Those differences are in turn driving the Pentagon to brace for a “heightened state of readiness” – a period of tension that may last for some time, according to the nation’s top military officer.
“We’re not into cyclical provocations any longer – we’re in a period of prolonged provocation,” says Chairman of the Joint Chiefs of Staff Gen. Martin Dempsey.
In Beijing this week, Dempsey is expected to press his Chinese counterparts to more robustly encourage North Korean leader Kim Jong-un to ratchet down his threats and think carefully about his next steps.
“China’s got some clear interest in stability on their southern flank,” Dempsey says. “We have to have that conversation, and I’m looking forward to it.”
Pyongyang has signaled in recent days that it may be willing to come to the negotiating table if the US military, say, gives up annual joint military exercises with South Korea, among other conditions.

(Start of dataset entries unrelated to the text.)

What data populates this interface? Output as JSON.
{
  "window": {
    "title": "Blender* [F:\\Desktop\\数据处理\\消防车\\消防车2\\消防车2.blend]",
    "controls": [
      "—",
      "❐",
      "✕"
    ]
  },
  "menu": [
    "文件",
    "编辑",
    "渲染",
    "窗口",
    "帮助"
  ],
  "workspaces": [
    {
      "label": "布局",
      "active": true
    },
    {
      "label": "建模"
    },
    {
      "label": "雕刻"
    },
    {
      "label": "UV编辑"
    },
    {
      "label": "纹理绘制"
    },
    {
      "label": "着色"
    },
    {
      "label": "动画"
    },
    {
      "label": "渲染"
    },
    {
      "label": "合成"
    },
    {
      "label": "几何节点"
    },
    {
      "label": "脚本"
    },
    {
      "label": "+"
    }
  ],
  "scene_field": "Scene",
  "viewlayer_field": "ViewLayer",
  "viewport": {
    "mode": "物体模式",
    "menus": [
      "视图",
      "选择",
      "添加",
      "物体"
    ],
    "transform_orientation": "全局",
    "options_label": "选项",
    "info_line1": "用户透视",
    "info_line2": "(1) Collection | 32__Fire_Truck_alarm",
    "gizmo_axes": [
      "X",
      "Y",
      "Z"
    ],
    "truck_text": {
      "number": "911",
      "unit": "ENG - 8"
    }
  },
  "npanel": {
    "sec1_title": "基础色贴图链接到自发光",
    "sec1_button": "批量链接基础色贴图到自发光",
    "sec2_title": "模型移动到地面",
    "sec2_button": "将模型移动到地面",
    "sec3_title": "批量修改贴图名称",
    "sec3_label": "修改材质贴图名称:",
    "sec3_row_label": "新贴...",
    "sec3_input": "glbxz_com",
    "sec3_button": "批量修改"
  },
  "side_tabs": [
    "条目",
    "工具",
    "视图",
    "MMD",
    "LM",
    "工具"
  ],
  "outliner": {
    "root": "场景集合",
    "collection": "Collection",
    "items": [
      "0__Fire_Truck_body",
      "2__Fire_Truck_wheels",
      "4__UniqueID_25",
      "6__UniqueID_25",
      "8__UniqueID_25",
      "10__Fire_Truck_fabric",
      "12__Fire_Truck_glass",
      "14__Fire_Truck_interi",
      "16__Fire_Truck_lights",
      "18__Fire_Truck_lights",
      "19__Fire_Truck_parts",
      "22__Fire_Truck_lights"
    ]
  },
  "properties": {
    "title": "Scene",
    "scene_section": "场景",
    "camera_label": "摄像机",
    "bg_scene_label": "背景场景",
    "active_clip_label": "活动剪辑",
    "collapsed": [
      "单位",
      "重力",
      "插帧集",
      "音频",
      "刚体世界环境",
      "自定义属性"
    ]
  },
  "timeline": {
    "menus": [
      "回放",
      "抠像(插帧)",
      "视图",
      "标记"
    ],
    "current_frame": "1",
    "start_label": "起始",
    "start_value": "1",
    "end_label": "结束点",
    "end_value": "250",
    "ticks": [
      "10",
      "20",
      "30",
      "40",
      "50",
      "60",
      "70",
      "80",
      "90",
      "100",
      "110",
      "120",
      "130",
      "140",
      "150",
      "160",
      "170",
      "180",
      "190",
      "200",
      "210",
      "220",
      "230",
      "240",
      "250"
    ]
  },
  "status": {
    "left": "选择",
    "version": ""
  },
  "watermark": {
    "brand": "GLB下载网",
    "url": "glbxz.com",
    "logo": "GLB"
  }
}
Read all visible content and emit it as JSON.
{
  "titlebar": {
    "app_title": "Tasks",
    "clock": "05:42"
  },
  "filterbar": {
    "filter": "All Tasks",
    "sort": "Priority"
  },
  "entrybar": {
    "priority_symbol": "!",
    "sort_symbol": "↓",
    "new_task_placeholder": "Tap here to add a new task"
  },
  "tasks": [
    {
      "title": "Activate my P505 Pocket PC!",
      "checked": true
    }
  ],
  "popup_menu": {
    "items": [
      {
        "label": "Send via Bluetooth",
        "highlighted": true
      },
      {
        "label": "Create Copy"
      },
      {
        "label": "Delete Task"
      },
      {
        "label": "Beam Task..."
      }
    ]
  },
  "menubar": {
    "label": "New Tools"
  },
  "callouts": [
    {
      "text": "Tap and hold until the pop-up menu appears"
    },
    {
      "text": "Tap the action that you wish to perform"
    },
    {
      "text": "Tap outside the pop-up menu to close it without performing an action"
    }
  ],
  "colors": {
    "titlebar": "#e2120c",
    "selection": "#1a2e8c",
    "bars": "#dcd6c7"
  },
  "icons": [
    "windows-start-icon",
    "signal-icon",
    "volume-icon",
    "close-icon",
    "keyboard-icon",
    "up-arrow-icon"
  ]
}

That will not be happening, Dempsey said on the heels of a meeting with Gen. James Thurman, commander of US forces in South Korea. It was a meeting originally slated to take place in Washington earlier this month but was delayed so that Thurman could stay on the peninsula in an effort to calm tensions in the region.
“It’s our intention to continue” to do the exercises, Dempsey says, “the idea being that our sustained presence here is assuring to our allies.”
How US policy will in turn drive Mr. Kim’s actions remains tough to predict, officials acknowledge.
“We have a picture of a leader who is very different from both his father and his grandfather,” Dempsey says. “He is, I think, less predictable.”
This apparent fact has, in turn, spurred senior US officials to endeavor to ratchet down rhetoric in the region. “Everyone I talk to on our side is eager for us to avoid war,” Dempsey says.
That said, he adds, “It won’t surprise you to know that from our military perspective, the best way to avoid war is to prepare for it.”
Last week came suggestions in the form of a New York Times op-ed by University of Texas professor of history Jeremi Suri that such preparation might include drawing up plans for a preemptive strike on North Korean missile sites.
These calls came on the heels of a Defense Intelligence Agency (DIA) report that North Korea has nuclear weapons capable of delivery by ballistic missiles.
Such intelligence “is useful,” Dempsey says, while pointing out that there remain differences of opinion on the matter within the intelligence community.
The DIA report “assesses with moderate confidence” that the North has miniaturized nuclear weapons, but it also predicts that their “reliability will be low.”
Even as Kim whips his country into wartime footing, however, Dempsey says that he is not currently considering preemptive strikes on North Korea to destroy any missiles.
“There’s no end to the advice I get from the military experts,” he says. “But that’s not a piece of advice I’m taking to heart at this time.”